What is being asked:
Scan the material below for lines with the string "true". State how many there are and nothing else.
(Beginning of Dataset extract)
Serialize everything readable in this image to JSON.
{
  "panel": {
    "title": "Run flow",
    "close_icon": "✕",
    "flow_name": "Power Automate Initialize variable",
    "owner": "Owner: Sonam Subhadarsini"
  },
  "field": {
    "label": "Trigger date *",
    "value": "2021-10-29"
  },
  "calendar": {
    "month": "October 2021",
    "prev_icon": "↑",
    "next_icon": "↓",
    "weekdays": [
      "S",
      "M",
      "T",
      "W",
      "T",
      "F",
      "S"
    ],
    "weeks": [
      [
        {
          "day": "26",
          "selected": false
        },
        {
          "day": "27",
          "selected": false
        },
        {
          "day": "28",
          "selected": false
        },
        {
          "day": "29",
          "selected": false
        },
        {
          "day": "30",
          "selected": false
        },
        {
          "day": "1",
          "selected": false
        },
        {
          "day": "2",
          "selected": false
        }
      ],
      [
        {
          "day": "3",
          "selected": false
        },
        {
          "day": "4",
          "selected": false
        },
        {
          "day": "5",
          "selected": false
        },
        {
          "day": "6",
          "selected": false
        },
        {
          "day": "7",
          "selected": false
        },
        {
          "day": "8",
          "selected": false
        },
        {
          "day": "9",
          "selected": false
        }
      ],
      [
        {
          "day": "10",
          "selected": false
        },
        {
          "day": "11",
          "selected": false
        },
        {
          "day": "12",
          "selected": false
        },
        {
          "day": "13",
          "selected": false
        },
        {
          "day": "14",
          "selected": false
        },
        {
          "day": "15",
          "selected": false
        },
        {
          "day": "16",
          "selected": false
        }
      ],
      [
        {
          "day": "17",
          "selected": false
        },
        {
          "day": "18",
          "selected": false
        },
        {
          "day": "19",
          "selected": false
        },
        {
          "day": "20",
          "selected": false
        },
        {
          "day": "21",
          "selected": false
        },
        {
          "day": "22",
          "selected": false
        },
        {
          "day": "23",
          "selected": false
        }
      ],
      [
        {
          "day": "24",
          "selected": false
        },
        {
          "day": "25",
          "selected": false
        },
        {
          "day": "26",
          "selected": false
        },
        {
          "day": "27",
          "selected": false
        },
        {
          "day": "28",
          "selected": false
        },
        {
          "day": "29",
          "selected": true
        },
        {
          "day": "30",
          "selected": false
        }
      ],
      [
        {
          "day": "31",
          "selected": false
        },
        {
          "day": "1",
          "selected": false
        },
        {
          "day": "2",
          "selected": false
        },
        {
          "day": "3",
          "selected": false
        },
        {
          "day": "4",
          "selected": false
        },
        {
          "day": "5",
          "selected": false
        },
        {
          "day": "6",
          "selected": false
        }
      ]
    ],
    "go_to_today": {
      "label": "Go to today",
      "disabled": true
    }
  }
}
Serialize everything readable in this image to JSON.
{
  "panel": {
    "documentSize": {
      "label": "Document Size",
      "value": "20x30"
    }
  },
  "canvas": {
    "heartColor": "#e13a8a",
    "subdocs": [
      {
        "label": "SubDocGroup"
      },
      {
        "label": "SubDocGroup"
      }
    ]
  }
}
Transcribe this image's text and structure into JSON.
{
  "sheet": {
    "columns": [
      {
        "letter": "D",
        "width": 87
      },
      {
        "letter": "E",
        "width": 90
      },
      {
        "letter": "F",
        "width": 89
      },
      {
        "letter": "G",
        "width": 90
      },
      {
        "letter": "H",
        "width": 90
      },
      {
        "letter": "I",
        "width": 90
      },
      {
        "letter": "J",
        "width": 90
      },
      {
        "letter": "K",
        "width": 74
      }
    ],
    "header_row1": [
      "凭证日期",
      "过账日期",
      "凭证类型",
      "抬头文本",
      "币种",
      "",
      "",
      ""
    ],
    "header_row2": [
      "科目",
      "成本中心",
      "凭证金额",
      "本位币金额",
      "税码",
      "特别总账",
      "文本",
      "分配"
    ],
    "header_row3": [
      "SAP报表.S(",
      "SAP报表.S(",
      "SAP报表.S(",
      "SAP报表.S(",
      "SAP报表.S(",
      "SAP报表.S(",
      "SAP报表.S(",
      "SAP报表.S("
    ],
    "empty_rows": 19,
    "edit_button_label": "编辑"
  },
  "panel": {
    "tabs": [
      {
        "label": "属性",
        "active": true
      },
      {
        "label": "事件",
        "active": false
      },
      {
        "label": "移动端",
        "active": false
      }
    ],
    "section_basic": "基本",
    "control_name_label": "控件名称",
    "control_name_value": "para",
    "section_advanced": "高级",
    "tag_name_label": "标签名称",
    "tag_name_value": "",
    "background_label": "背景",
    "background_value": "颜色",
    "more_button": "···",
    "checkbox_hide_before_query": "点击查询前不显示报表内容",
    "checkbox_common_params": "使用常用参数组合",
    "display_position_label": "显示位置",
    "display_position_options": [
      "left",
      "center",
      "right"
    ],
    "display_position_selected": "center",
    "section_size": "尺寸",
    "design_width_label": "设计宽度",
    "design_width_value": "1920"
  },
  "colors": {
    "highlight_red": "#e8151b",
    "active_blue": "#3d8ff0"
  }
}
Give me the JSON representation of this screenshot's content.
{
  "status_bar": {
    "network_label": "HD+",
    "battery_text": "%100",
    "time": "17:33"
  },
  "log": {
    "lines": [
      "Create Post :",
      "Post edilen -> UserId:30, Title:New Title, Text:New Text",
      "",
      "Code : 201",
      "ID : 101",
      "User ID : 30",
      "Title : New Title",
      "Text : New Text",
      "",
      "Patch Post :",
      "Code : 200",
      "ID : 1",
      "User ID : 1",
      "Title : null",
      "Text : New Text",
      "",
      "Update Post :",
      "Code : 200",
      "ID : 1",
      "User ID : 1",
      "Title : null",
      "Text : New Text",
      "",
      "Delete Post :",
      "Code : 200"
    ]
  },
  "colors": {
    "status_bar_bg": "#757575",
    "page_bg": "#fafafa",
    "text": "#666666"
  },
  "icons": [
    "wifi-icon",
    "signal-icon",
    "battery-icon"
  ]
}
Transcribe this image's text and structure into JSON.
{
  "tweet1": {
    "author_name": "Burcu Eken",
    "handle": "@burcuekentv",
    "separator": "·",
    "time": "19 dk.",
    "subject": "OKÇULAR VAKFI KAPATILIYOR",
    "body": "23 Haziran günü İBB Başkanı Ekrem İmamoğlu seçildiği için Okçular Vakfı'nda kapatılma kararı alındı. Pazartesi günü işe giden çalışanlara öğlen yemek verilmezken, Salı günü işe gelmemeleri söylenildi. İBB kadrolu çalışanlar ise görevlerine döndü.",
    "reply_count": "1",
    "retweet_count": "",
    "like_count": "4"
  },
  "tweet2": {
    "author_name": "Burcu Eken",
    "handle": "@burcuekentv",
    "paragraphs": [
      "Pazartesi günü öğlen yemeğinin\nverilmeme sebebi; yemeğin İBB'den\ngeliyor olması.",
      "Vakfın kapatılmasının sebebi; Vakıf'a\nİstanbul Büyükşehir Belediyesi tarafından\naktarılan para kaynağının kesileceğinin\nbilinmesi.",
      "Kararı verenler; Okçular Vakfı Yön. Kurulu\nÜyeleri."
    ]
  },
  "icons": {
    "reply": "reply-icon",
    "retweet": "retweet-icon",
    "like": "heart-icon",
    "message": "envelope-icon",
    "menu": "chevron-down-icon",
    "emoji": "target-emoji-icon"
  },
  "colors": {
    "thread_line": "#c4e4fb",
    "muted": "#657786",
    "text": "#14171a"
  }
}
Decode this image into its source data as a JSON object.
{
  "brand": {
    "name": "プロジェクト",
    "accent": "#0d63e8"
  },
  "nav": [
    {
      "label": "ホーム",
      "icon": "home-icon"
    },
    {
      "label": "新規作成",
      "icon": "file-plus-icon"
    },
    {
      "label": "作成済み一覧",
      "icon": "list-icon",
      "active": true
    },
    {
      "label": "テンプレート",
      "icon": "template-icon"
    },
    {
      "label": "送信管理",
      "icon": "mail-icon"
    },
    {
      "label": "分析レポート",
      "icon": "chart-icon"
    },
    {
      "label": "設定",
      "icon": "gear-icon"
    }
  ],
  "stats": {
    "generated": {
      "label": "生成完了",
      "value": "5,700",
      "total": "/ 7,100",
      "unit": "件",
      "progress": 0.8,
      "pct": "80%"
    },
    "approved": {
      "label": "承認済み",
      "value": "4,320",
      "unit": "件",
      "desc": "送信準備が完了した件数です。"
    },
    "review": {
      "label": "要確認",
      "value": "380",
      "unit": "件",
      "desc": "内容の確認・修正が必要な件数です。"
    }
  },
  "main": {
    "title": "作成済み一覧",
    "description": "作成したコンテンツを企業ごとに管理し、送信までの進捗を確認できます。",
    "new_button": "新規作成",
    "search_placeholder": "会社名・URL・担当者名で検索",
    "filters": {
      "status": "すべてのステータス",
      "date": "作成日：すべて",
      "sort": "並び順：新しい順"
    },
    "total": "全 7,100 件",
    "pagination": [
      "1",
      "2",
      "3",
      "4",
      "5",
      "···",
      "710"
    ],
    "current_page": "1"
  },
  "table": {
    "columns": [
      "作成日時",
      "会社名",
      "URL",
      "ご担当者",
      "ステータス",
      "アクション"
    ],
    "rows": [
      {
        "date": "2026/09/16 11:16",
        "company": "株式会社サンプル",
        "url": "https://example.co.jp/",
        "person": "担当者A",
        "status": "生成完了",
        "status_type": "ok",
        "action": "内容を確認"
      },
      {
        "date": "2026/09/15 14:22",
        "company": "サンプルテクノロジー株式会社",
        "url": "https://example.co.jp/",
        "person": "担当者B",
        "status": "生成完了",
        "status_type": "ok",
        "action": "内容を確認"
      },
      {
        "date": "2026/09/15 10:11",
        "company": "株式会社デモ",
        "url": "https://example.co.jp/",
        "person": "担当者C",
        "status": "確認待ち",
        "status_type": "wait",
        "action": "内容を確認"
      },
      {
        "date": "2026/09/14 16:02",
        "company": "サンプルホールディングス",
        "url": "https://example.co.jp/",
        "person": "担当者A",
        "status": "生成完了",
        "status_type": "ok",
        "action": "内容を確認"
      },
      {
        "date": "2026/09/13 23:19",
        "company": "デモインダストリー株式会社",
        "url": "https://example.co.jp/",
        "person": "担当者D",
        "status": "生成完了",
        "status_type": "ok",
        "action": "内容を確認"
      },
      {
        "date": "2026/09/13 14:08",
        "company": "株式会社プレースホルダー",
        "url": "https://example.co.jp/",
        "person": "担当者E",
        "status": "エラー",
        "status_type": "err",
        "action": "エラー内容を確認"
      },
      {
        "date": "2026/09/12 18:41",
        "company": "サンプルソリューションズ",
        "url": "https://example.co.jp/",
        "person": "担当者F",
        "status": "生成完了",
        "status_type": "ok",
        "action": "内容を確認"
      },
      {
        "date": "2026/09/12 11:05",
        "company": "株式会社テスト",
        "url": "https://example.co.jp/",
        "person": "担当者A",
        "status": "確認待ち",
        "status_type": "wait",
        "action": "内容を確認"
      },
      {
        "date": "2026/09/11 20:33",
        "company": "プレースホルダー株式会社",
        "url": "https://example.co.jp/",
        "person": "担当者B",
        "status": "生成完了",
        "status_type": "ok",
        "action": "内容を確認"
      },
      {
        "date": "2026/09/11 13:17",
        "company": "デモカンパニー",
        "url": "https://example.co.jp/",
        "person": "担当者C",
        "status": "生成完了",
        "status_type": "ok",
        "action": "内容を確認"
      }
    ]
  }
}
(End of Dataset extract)
Task output:
4